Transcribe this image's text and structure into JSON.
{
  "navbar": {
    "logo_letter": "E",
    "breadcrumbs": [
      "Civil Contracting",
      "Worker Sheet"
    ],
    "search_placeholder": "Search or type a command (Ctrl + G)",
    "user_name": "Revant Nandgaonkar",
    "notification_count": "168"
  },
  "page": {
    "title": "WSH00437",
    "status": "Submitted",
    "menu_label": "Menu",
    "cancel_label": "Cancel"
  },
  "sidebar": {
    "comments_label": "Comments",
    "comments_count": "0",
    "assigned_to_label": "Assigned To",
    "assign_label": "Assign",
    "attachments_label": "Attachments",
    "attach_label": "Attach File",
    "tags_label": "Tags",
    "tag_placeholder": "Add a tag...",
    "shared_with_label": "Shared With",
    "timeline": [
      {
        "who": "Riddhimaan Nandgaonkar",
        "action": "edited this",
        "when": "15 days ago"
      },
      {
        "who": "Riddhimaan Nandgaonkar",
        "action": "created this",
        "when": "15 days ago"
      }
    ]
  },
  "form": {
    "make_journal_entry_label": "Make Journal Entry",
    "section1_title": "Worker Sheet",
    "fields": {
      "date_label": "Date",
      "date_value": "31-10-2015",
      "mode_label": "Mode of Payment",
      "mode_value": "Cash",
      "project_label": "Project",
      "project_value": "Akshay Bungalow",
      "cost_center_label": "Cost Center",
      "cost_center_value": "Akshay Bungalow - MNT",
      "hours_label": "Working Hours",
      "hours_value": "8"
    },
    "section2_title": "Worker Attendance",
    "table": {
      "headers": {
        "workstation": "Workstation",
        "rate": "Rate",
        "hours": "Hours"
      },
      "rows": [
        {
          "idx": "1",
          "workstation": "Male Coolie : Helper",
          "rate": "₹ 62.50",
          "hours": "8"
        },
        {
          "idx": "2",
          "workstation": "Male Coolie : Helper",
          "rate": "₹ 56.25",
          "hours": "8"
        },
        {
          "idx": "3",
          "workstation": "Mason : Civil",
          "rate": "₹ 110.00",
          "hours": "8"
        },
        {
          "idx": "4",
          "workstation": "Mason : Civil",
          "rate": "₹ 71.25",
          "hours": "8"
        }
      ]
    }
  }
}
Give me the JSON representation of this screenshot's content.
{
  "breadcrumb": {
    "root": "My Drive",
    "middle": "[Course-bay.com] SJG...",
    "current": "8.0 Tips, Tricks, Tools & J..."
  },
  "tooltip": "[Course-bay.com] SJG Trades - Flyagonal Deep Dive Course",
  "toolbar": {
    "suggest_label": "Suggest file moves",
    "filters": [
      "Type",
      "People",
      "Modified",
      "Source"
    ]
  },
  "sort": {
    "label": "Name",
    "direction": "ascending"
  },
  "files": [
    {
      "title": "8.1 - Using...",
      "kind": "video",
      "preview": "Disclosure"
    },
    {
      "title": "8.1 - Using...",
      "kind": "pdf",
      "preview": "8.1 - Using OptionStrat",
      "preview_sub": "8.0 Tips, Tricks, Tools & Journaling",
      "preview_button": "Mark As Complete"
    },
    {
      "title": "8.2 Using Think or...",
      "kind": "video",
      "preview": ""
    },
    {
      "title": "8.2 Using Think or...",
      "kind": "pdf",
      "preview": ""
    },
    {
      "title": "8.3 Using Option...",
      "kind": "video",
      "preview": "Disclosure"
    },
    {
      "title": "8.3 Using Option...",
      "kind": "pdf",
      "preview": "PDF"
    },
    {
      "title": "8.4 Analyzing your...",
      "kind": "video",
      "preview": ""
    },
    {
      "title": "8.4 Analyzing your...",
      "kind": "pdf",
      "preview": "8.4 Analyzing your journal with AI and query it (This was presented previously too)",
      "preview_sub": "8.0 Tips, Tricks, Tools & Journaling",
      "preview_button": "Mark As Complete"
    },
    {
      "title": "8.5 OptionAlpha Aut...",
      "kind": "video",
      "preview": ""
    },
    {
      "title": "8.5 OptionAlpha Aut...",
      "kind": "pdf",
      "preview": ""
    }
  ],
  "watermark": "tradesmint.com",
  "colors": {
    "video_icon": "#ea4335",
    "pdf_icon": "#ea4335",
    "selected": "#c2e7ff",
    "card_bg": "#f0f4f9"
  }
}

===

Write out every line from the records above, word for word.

Your response —
Transcribe this image's text and structure into JSON.
{
  "navbar": {
    "logo_letter": "E",
    "breadcrumbs": [
      "Civil Contracting",
      "Worker Sheet"
    ],
    "search_placeholder": "Search or type a command (Ctrl + G)",
    "user_name": "Revant Nandgaonkar",
    "notification_count": "168"
  },
  "page": {
    "title": "WSH00437",
    "status": "Submitted",
    "menu_label": "Menu",
    "cancel_label": "Cancel"
  },
  "sidebar": {
    "comments_label": "Comments",
    "comments_count": "0",
    "assigned_to_label": "Assigned To",
    "assign_label": "Assign",
    "attachments_label": "Attachments",
    "attach_label": "Attach File",
    "tags_label": "Tags",
    "tag_placeholder": "Add a tag...",
    "shared_with_label": "Shared With",
    "timeline": [
      {
        "who": "Riddhimaan Nandgaonkar",
        "action": "edited this",
        "when": "15 days ago"
      },
      {
        "who": "Riddhimaan Nandgaonkar",
        "action": "created this",
        "when": "15 days ago"
      }
    ]
  },
  "form": {
    "make_journal_entry_label": "Make Journal Entry",
    "section1_title": "Worker Sheet",
    "fields": {
      "date_label": "Date",
      "date_value": "31-10-2015",
      "mode_label": "Mode of Payment",
      "mode_value": "Cash",
      "project_label": "Project",
      "project_value": "Akshay Bungalow",
      "cost_center_label": "Cost Center",
      "cost_center_value": "Akshay Bungalow - MNT",
      "hours_label": "Working Hours",
      "hours_value": "8"
    },
    "section2_title": "Worker Attendance",
    "table": {
      "headers": {
        "workstation": "Workstation",
        "rate": "Rate",
        "hours": "Hours"
      },
      "rows": [
        {
          "idx": "1",
          "workstation": "Male Coolie : Helper",
          "rate": "₹ 62.50",
          "hours": "8"
        },
        {
          "idx": "2",
          "workstation": "Male Coolie : Helper",
          "rate": "₹ 56.25",
          "hours": "8"
        },
        {
          "idx": "3",
          "workstation": "Mason : Civil",
          "rate": "₹ 110.00",
          "hours": "8"
        },
        {
          "idx": "4",
          "workstation": "Mason : Civil",
          "rate": "₹ 71.25",
          "hours": "8"
        }
      ]
    }
  }
}
Give me the JSON representation of this screenshot's content.
{
  "breadcrumb": {
    "root": "My Drive",
    "middle": "[Course-bay.com] SJG...",
    "current": "8.0 Tips, Tricks, Tools & J..."
  },
  "tooltip": "[Course-bay.com] SJG Trades - Flyagonal Deep Dive Course",
  "toolbar": {
    "suggest_label": "Suggest file moves",
    "filters": [
      "Type",
      "People",
      "Modified",
      "Source"
    ]
  },
  "sort": {
    "label": "Name",
    "direction": "ascending"
  },
  "files": [
    {
      "title": "8.1 - Using...",
      "kind": "video",
      "preview": "Disclosure"
    },
    {
      "title": "8.1 - Using...",
      "kind": "pdf",
      "preview": "8.1 - Using OptionStrat",
      "preview_sub": "8.0 Tips, Tricks, Tools & Journaling",
      "preview_button": "Mark As Complete"
    },
    {
      "title": "8.2 Using Think or...",
      "kind": "video",
      "preview": ""
    },
    {
      "title": "8.2 Using Think or...",
      "kind": "pdf",
      "preview": ""
    },
    {
      "title": "8.3 Using Option...",
      "kind": "video",
      "preview": "Disclosure"
    },
    {
      "title": "8.3 Using Option...",
      "kind": "pdf",
      "preview": "PDF"
    },
    {
      "title": "8.4 Analyzing your...",
      "kind": "video",
      "preview": ""
    },
    {
      "title": "8.4 Analyzing your...",
      "kind": "pdf",
      "preview": "8.4 Analyzing your journal with AI and query it (This was presented previously too)",
      "preview_sub": "8.0 Tips, Tricks, Tools & Journaling",
      "preview_button": "Mark As Complete"
    },
    {
      "title": "8.5 OptionAlpha Aut...",
      "kind": "video",
      "preview": ""
    },
    {
      "title": "8.5 OptionAlpha Aut...",
      "kind": "pdf",
      "preview": ""
    }
  ],
  "watermark": "tradesmint.com",
  "colors": {
    "video_icon": "#ea4335",
    "pdf_icon": "#ea4335",
    "selected": "#c2e7ff",
    "card_bg": "#f0f4f9"
  }
}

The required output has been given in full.